Second, Anna may be a world-class manipulator, but that doesn’t mean the points she makes to Vivian during their Rikers chats are any less true: Men like Alan get to fail up. Men who have done similar or worse things than what she allegedly did get off with zero consequences while she’s locked up. (As for Anna’s repeated claims about her father only wanting sons and always dismissing her, I’m less sure whether those are true.) The episode hammers the point home when Vivian and Jack, at home practicing pregnancy massages (being pregnant and racing to report out this story is taking a toll on Vivian’s body), catch President Trump giving a State of the Union address on the news, and Vivian tells Jack that Alan was promoted even though he allowed his company to be defrauded by Anna. (His demotion to Court 12 at his racquetball club — rather than the typical Court 1, which is always reserved for VIPs — does not count as a real consequence, though Alan is clearly upset about it.) Is the Trump comparison a little too obvious from a storytelling perspective? Maybe, but hey, it makes sense in context: Trump is the ultimate scam artist, and his election to the highest office in the land can hardly be divorced from the societal moment depicted in the show.
In the end, even though Anna’s antics may be fun and wild for Vivian and her colleagues to investigate and fun and wild for us to watch play out at home, it’s those two real-world truths that this episode leaves us to ruminate on.
Lifestyles of the Rich and Famous
• Anna-ism of the episode: “Genius is rare. Besides, I don’t lose.”
• Wink wink, nudge nudge: Anna, for a time, crashed with Billy McFarland, Fyre Festival scammer extraordinaire. When she asks how his party plans are going, he tells her that calling Fyre a party is “like calling the Last Supper a dinner.” Birds of a feather …

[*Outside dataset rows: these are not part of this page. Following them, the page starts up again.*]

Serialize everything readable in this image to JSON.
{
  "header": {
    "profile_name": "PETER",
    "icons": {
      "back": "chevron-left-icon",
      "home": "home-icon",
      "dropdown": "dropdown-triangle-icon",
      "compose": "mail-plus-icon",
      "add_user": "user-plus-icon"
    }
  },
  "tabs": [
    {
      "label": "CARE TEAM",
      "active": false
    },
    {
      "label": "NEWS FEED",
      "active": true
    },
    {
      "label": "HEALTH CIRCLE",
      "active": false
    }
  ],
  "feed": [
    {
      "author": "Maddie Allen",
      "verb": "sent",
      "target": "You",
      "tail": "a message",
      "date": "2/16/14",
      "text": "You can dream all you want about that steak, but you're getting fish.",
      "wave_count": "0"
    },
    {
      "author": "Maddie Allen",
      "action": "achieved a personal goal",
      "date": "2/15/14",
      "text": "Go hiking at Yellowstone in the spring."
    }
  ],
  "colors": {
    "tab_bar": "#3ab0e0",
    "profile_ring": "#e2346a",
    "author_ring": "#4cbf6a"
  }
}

• Fashion is life: This episode turns the makeover trope sideways: Rather than taking off her glasses and magically becoming hot (a.k.a. “the She’s All That”), Anna ditches her blonde hair and sparkly outfits and puts glasses on in an effort to be taken more seriously as a 25-year-old woman attempting to enter the New York financial scene.